But love is more organized than that. Love has cellphones and ambulances, nurses and doctors, complete strangers and policemen and emergency responders always at the ready. Love has nurses who will jump out of bed in the middle of the night and get family members to watch their children so they can rush to the hospital and save the life of someone they’ve never met. Love has first responders who will walk into a booby-trapped building to save the lives of neighbors they will never meet.
It must be lonely being James Holmes, spending the first part of your life planning alone for an act that will leave you sitting alone for the rest of your life. For the rest of us, life is crowded. Love is always only three numbers and one movie seat away.
We have lived our country’s history as a chapter of wars, and many of those wars we have been blessed to win. We are a team that loves each other and will fight for each other, and if you punch us in the mouth, we will fight back.
That is one of our obvious strengths, but it is not our greatest strength. America’s awesome strength to fight is overwhelmed by its irrepressible strength to love. James Holmes took twelve lives last night. Love saved fifty-nine lives. Policemen on the scene in minutes, strangers carrying strangers, nurses and doctors activated all over the city.
But we didn’t stop there. Love saved the 700 other people who walked out of the Aurora movie theater unhurt.
But we didn’t stop there.
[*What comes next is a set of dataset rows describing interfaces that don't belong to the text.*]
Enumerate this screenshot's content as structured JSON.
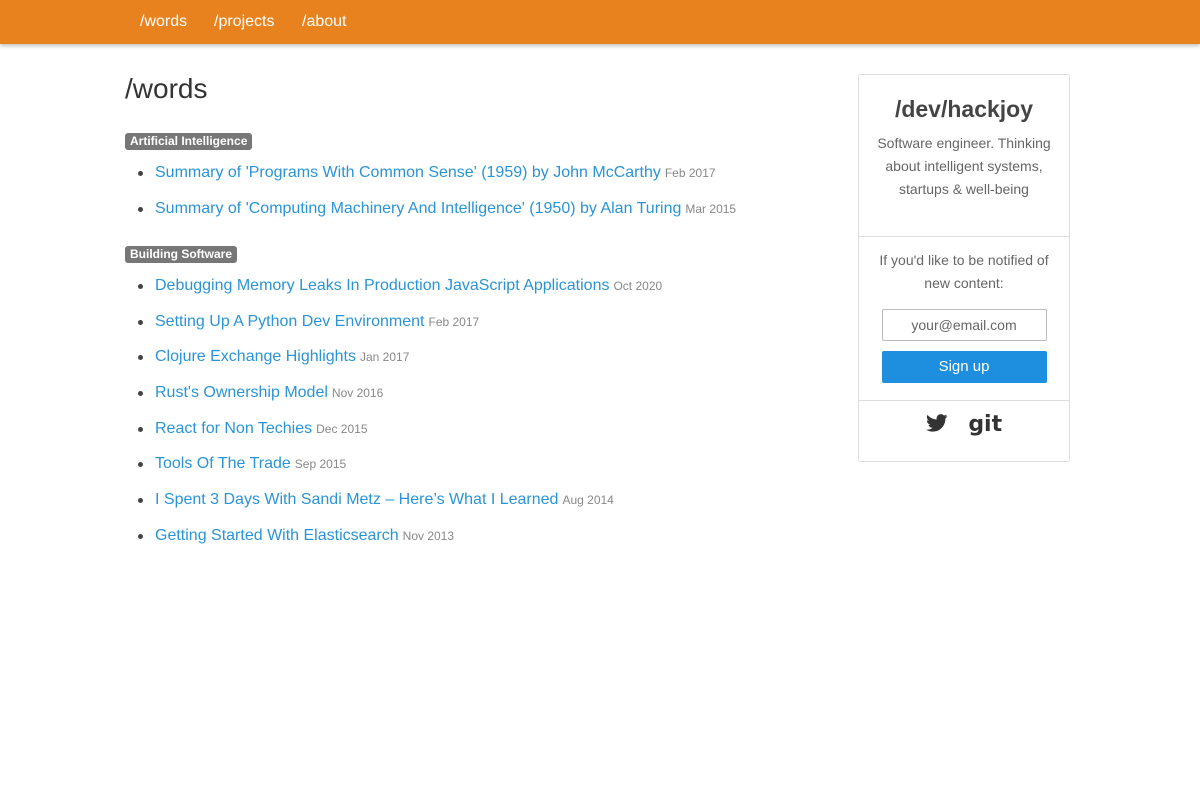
{
  "nav": {
    "items": [
      {
        "label": "/words"
      },
      {
        "label": "/projects"
      },
      {
        "label": "/about"
      }
    ]
  },
  "main": {
    "title": "/words",
    "sections": [
      {
        "tag": "Artificial Intelligence",
        "posts": [
          {
            "title": "Summary of 'Programs With Common Sense' (1959) by John McCarthy",
            "date": "Feb 2017"
          },
          {
            "title": "Summary of 'Computing Machinery And Intelligence' (1950) by Alan Turing",
            "date": "Mar 2015"
          }
        ]
      },
      {
        "tag": "Building Software",
        "posts": [
          {
            "title": "Debugging Memory Leaks In Production JavaScript Applications",
            "date": "Oct 2020"
          },
          {
            "title": "Setting Up A Python Dev Environment",
            "date": "Feb 2017"
          },
          {
            "title": "Clojure Exchange Highlights",
            "date": "Jan 2017"
          },
          {
            "title": "Rust's Ownership Model",
            "date": "Nov 2016"
          },
          {
            "title": "React for Non Techies",
            "date": "Dec 2015"
          },
          {
            "title": "Tools Of The Trade",
            "date": "Sep 2015"
          },
          {
            "title": "I Spent 3 Days With Sandi Metz – Here’s What I Learned",
            "date": "Aug 2014"
          },
          {
            "title": "Getting Started With Elasticsearch",
            "date": "Nov 2013"
          }
        ]
      }
    ]
  },
  "sidebar": {
    "title": "/dev/hackjoy",
    "description": "Software engineer. Thinking about intelligent systems, startups & well-being",
    "notify_text": "If you'd like to be notified of new content:",
    "email_placeholder": "your@email.com",
    "signup_label": "Sign up",
    "social": {
      "twitter_icon": "twitter-icon",
      "git_icon": "git-icon",
      "git_label": "git"
    }
  },
  "colors": {
    "navbar": "#e8821e",
    "link": "#2a94d6",
    "tag_bg": "#777777",
    "button": "#1e8ede"
  }
}
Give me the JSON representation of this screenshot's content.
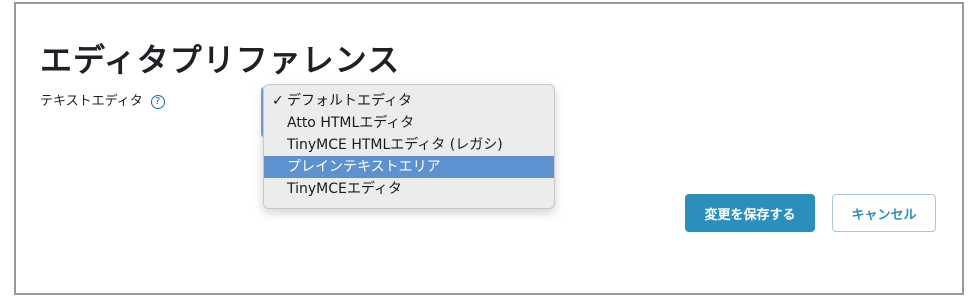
{
  "page": {
    "title": "エディタプリファレンス"
  },
  "field": {
    "label": "テキストエディタ",
    "help_icon": "question-circle-icon"
  },
  "editor_select": {
    "options": [
      {
        "label": "デフォルトエディタ",
        "checked": true
      },
      {
        "label": "Atto HTMLエディタ"
      },
      {
        "label": "TinyMCE HTMLエディタ (レガシ)"
      },
      {
        "label": "プレインテキストエリア",
        "highlighted": true
      },
      {
        "label": "TinyMCEエディタ"
      }
    ],
    "check_glyph": "✓"
  },
  "actions": {
    "save_label": "変更を保存する",
    "cancel_label": "キャンセル"
  },
  "colors": {
    "primary": "#2a8fbd",
    "highlight": "#5e91cf",
    "help_icon": "#0f6cbf"
  }
}
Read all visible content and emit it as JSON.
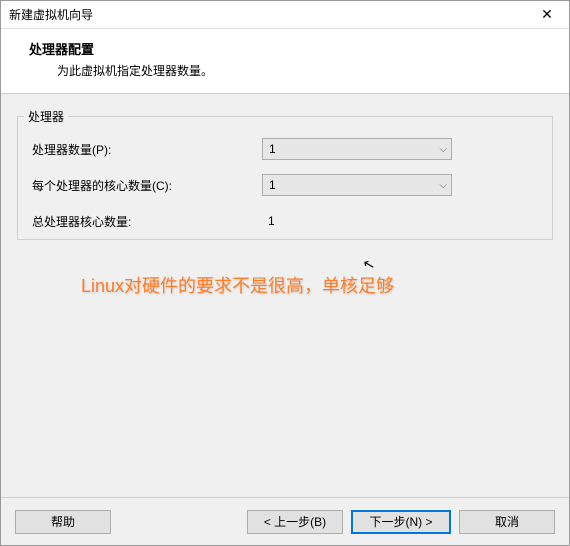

Love saved the 5,000 who went to see Batman all over Colorado, and the 1.2 million who saw it all over the country, who walked in and out safely with their friends, arm in arm. But we didn’t stop there. Love claimed the four million other Coloradans who went to bed peacefully last night, ad who woke up this morning committed to loving each other a little deeper.
The awe of last night is not that a man full of hate can take twelve people’s lives; it is that a nation full of love can save 300 million lives every day. I sat this morning wondering what I could do to help: give blood, support victims, raise money, stop violence. How could we start to fight back?
My friends were texting me that they had plans to take their kids to Batman tonight but were now afraid to go. Others who were going to play pick-up basketball or go out to dinner were now afraid to leave home. They thought they would bunker down in their home and wonder, “How do we fight back?”
The answer is we love back. We live back. We deepen our commitments to all the unnumbered acts of kindness that make America an unrendable fabric. We respond by showing that we will play harder, and longer. We will serve more meals, play more games, eat more food, listen to more jazz, go to more movies, give more hugs, and say more “thank yous” and “I love yous” than ever before.
So while James Holmes settles into the cell where he will spend the rest of his life, wondering what we will do to fight back, we will love back. We will go to a park this afternoon and play soccer, we will go to the playground and restaurants and movie theaters of our city all weekend and all year.
He should know not only that he failed in his demented attempt to be the villain, but that Batman didn’t have to leap off the screen to stop him, because we had a far more organized and powerful force than any superhero could ever have. Even the twelve lives that he took, this nation will love so strongly and so deeply that we will ensure they get a lifetime full of love out of a life he tried to cut short.
And the fifty-nine lives we took back will be so overrun with love that they will live their lives feeling blessed every day, and everyone who ever meets them will pass on in an instant a love they never knew they earned but we will never let them forget.
In a movie theatre in Aurora 50 years from now, one of last night’s survivors will be waiting in the popcorn line and mention that he was in Theatre 9 on that terrible summer night in 2012. And inexplicably, with an arm full of popcorn, a total stranger will reach out and give that old man a huge hug and say, “I’m so glad you made it.”
This story to be CONTINUED…
Cynthia Djengue, BA, MSW, CHC